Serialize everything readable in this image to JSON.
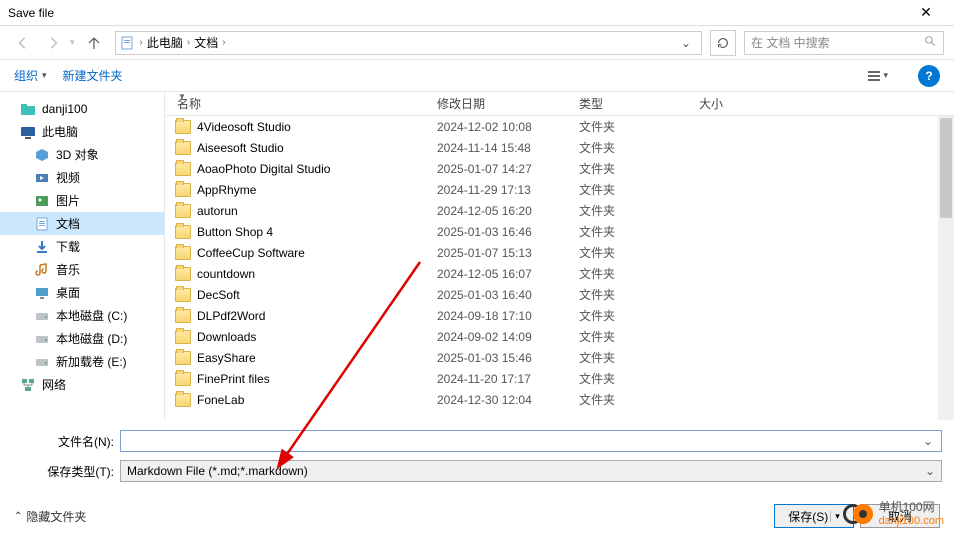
{
  "window": {
    "title": "Save file"
  },
  "nav": {
    "breadcrumbs": [
      "此电脑",
      "文档"
    ],
    "search_placeholder": "在 文档 中搜索"
  },
  "toolbar": {
    "organize": "组织",
    "newfolder": "新建文件夹"
  },
  "sidebar": {
    "items": [
      {
        "label": "danji100",
        "icon": "folder-teal",
        "level": 1
      },
      {
        "label": "此电脑",
        "icon": "pc",
        "level": 1
      },
      {
        "label": "3D 对象",
        "icon": "3d",
        "level": 2
      },
      {
        "label": "视频",
        "icon": "video",
        "level": 2
      },
      {
        "label": "图片",
        "icon": "pictures",
        "level": 2
      },
      {
        "label": "文档",
        "icon": "documents",
        "level": 2,
        "selected": true
      },
      {
        "label": "下载",
        "icon": "downloads",
        "level": 2
      },
      {
        "label": "音乐",
        "icon": "music",
        "level": 2
      },
      {
        "label": "桌面",
        "icon": "desktop",
        "level": 2
      },
      {
        "label": "本地磁盘 (C:)",
        "icon": "drive",
        "level": 2
      },
      {
        "label": "本地磁盘 (D:)",
        "icon": "drive",
        "level": 2
      },
      {
        "label": "新加载卷 (E:)",
        "icon": "drive",
        "level": 2
      },
      {
        "label": "网络",
        "icon": "network",
        "level": 1
      }
    ]
  },
  "columns": {
    "name": "名称",
    "modified": "修改日期",
    "type": "类型",
    "size": "大小"
  },
  "files": [
    {
      "name": "4Videosoft Studio",
      "date": "2024-12-02 10:08",
      "type": "文件夹"
    },
    {
      "name": "Aiseesoft Studio",
      "date": "2024-11-14 15:48",
      "type": "文件夹"
    },
    {
      "name": "AoaoPhoto Digital Studio",
      "date": "2025-01-07 14:27",
      "type": "文件夹"
    },
    {
      "name": "AppRhyme",
      "date": "2024-11-29 17:13",
      "type": "文件夹"
    },
    {
      "name": "autorun",
      "date": "2024-12-05 16:20",
      "type": "文件夹"
    },
    {
      "name": "Button Shop 4",
      "date": "2025-01-03 16:46",
      "type": "文件夹"
    },
    {
      "name": "CoffeeCup Software",
      "date": "2025-01-07 15:13",
      "type": "文件夹"
    },
    {
      "name": "countdown",
      "date": "2024-12-05 16:07",
      "type": "文件夹"
    },
    {
      "name": "DecSoft",
      "date": "2025-01-03 16:40",
      "type": "文件夹"
    },
    {
      "name": "DLPdf2Word",
      "date": "2024-09-18 17:10",
      "type": "文件夹"
    },
    {
      "name": "Downloads",
      "date": "2024-09-02 14:09",
      "type": "文件夹"
    },
    {
      "name": "EasyShare",
      "date": "2025-01-03 15:46",
      "type": "文件夹"
    },
    {
      "name": "FinePrint files",
      "date": "2024-11-20 17:17",
      "type": "文件夹"
    },
    {
      "name": "FoneLab",
      "date": "2024-12-30 12:04",
      "type": "文件夹"
    }
  ],
  "form": {
    "filename_label": "文件名(N):",
    "filename_value": "",
    "type_label": "保存类型(T):",
    "type_value": "Markdown File (*.md;*.markdown)"
  },
  "footer": {
    "hide": "隐藏文件夹",
    "save": "保存(S)",
    "cancel": "取消"
  },
  "watermark": {
    "line1": "单机100网",
    "line2": "danji100.com"
  }
}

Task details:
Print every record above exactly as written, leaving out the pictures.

Completed exercise:
Serialize everything readable in this image to JSON.
{
  "window": {
    "title": "Save file"
  },
  "nav": {
    "breadcrumbs": [
      "此电脑",
      "文档"
    ],
    "search_placeholder": "在 文档 中搜索"
  },
  "toolbar": {
    "organize": "组织",
    "newfolder": "新建文件夹"
  },
  "sidebar": {
    "items": [
      {
        "label": "danji100",
        "icon": "folder-teal",
        "level": 1
      },
      {
        "label": "此电脑",
        "icon": "pc",
        "level": 1
      },
      {
        "label": "3D 对象",
        "icon": "3d",
        "level": 2
      },
      {
        "label": "视频",
        "icon": "video",
        "level": 2
      },
      {
        "label": "图片",
        "icon": "pictures",
        "level": 2
      },
      {
        "label": "文档",
        "icon": "documents",
        "level": 2,
        "selected": true
      },
      {
        "label": "下载",
        "icon": "downloads",
        "level": 2
      },
      {
        "label": "音乐",
        "icon": "music",
        "level": 2
      },
      {
        "label": "桌面",
        "icon": "desktop",
        "level": 2
      },
      {
        "label": "本地磁盘 (C:)",
        "icon": "drive",
        "level": 2
      },
      {
        "label": "本地磁盘 (D:)",
        "icon": "drive",
        "level": 2
      },
      {
        "label": "新加载卷 (E:)",
        "icon": "drive",
        "level": 2
      },
      {
        "label": "网络",
        "icon": "network",
        "level": 1
      }
    ]
  },
  "columns": {
    "name": "名称",
    "modified": "修改日期",
    "type": "类型",
    "size": "大小"
  },
  "files": [
    {
      "name": "4Videosoft Studio",
      "date": "2024-12-02 10:08",
      "type": "文件夹"
    },
    {
      "name": "Aiseesoft Studio",
      "date": "2024-11-14 15:48",
      "type": "文件夹"
    },
    {
      "name": "AoaoPhoto Digital Studio",
      "date": "2025-01-07 14:27",
      "type": "文件夹"
    },
    {
      "name": "AppRhyme",
      "date": "2024-11-29 17:13",
      "type": "文件夹"
    },
    {
      "name": "autorun",
      "date": "2024-12-05 16:20",
      "type": "文件夹"
    },
    {
      "name": "Button Shop 4",
      "date": "2025-01-03 16:46",
      "type": "文件夹"
    },
    {
      "name": "CoffeeCup Software",
      "date": "2025-01-07 15:13",
      "type": "文件夹"
    },
    {
      "name": "countdown",
      "date": "2024-12-05 16:07",
      "type": "文件夹"
    },
    {
      "name": "DecSoft",
      "date": "2025-01-03 16:40",
      "type": "文件夹"
    },
    {
      "name": "DLPdf2Word",
      "date": "2024-09-18 17:10",
      "type": "文件夹"
    },
    {
      "name": "Downloads",
      "date": "2024-09-02 14:09",
      "type": "文件夹"
    },
    {
      "name": "EasyShare",
      "date": "2025-01-03 15:46",
      "type": "文件夹"
    },
    {
      "name": "FinePrint files",
      "date": "2024-11-20 17:17",
      "type": "文件夹"
    },
    {
      "name": "FoneLab",
      "date": "2024-12-30 12:04",
      "type": "文件夹"
    }
  ],
  "form": {
    "filename_label": "文件名(N):",
    "filename_value": "",
    "type_label": "保存类型(T):",
    "type_value": "Markdown File (*.md;*.markdown)"
  },
  "footer": {
    "hide": "隐藏文件夹",
    "save": "保存(S)",
    "cancel": "取消"
  },
  "watermark": {
    "line1": "单机100网",
    "line2": "danji100.com"
  }
}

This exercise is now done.